stalls, about 5’ x 15’; Ken’s been thinking
about putting them out on grass as well.)
So far, the Bechtolds have not sought organic certification.
But they already keep meticulous records, they don’t
use milk replacer, and they keep a closed herd—they
haven’t bought a cow in a dozen years. They don’t
use iodine dips, they’ve never used hormones to regulate
the cows’ breeding cycles, and since brucellosis and
TB were eradicated in this area they don’t vaccinate
Even in winter, the cows go outside every day for exercise
and for heat detection. “Our cows are just really healthy—they
never get sick,” Ken says, shaking his head, as though
in wonder that you could manage a dairy any other way.
Stoney Croft cows get top quality hay and at most 8-10 lbs
of grain a day in the winter—a miniscule amount by conventional
dairy standards. Ken is also staunchly anti-silage: silages
are cheap and easy to make, he says, but they produce high-quantity,
low-quality milk, and they create health problems. “Cows
are not made to eat silage,” he says, anymore than they
were made to eat large quantities of grain. The difference
is evident in the cows’ longevity: whereas your typical
milking Holstein retires after 2 or 3 years of service, one
of the Bechtolds’ girls is going strong at age 14.
a lifelong endeavor
||Jerseys on early spring grass.
The farm has very little permanent fencing, but
Ken reckons he needs two acres per grazing animal, keeping
in all about 30 acres of pasture and 45-50 acres for hay.
In the spring he divides his front 10-acre block into
8 paddocks, moving the cows every 2-3 days and taking
the grass down to about 2 inches.
As for pasture management, Ken uses no pesticides or herbicides
(he doesn’t have a spray-rig or a pesticide applicator’s

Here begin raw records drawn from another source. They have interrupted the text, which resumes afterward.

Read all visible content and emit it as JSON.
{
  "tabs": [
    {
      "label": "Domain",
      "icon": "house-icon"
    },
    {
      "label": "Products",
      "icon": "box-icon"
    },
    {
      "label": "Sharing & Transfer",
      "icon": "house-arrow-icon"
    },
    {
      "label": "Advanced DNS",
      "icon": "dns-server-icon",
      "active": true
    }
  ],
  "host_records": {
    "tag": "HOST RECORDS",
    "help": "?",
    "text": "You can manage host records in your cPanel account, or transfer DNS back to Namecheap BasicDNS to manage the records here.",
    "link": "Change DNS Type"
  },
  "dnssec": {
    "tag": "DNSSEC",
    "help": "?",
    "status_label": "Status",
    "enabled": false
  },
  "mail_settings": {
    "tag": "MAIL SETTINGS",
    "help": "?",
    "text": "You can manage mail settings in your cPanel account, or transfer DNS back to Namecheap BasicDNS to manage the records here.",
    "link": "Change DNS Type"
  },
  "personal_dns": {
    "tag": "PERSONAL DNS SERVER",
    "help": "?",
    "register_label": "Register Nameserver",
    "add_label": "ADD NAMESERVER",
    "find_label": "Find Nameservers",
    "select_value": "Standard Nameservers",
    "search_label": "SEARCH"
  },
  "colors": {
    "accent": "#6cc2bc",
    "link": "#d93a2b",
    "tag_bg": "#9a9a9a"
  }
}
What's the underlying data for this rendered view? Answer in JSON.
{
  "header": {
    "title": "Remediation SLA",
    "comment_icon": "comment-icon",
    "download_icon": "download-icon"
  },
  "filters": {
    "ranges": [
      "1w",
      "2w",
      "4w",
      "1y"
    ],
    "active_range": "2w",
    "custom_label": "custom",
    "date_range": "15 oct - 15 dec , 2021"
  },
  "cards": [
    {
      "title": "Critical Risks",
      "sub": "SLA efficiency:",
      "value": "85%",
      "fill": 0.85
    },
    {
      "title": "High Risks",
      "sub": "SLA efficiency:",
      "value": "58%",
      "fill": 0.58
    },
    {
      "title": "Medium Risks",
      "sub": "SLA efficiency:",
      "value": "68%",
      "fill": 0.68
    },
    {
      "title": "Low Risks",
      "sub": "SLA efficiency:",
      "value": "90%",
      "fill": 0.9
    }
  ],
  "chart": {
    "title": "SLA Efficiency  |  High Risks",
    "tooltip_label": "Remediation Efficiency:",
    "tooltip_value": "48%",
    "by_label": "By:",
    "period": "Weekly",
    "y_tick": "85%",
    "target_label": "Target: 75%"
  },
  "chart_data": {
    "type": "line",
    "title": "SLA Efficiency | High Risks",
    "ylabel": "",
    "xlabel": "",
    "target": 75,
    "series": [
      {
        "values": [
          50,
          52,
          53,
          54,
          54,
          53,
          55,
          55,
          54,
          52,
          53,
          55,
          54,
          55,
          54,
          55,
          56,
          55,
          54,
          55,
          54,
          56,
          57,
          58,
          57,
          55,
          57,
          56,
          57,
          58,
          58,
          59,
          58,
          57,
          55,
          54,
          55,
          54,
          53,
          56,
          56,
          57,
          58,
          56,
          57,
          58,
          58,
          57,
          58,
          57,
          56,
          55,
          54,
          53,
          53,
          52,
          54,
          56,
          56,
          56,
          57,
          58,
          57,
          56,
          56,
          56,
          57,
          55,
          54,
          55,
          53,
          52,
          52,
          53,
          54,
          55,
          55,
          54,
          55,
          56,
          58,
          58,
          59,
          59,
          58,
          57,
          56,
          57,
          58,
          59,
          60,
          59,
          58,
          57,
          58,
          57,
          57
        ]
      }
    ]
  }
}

license), and applies a nitrogen fertilizer once a year at
the most, as suggested by regular soil tests. The farm has
very little permanent fencing, but Ken reckons he needs two
acres per grazing animal, keeping in all about 30 acres of
pasture and 45-50 acres for hay.
In the spring he divides his front 10-acre block into 8 paddocks,
moving the cows every 2-3 days and taking the grass down to
about 2 inches. He runs a flexible, 8’ harrow over each
paddock after grazing, which he says breaks up the manure,
de-thatches the grass, and aerates the soil. The paddocks
get bigger as the season goes on, depending “on the
weather, and the rain, and how hot it gets.” He keeps
another 5 acres close to the barn for a first cutting of hay
before turning it over for summer and fall grazing.
When he wants to re-seed a pasture, Ken lets the cows graze
it almost bare and then frost-seeds in March using a Brillon
seeder and a heavy roller. He grows a variety of hay and forage
species, including oats, brome, alfalfa, and ladino clover.
Although the pastures have improved dramatically since they
first started farming here, he’s still experimenting
with ways to renovate the fields, control weeds, and boost
fertility. Last year he planted a fast-growing, drought-resistant
sorghum/sudan grass for hay and as a cleaner crop before alfalfa.
“I’m really particular about the quality of my
hay,” he emphasizes, since only premium alfalfa hay
can substitute for grass in terms of cheese quality.
In 1964, there were 3,500 dairy farms in New Jersey; today
there are 130. In 28 years of farming, Ken and Julie have
seen a lot of that loss first hand. One of the biggest challenges
they face, Ken says, is that “there are no farm services
left!” The Bechtolds get their cheese cultures and rennets
from France, their wax from Wisconsin. There is no local tractor
dealer, so Ken has to order all his tractor and equipment
parts. Parts for the DeLaval milkers also have to be ordered.
They take their veal calves to a slaughterhouse in Pennsylvania,
an hour and a half away.
Now that they’re reaching their early fifties, moreover,
bucking the trends of modern farming will come down to their
own physical stamina and their kids’ potential interest
in taking over the business. So far, none of the three children—aged
16, 19, and 25—has volunteered.
“They know it’s not an easy life, milking cows,”
acknowledges Ken. “People are always telling me, you
should do this or you should do that to make it easier on
yourself,” he muses, admiring the view down the pasture
in the evening light. “But I just think, things are
all right like this.”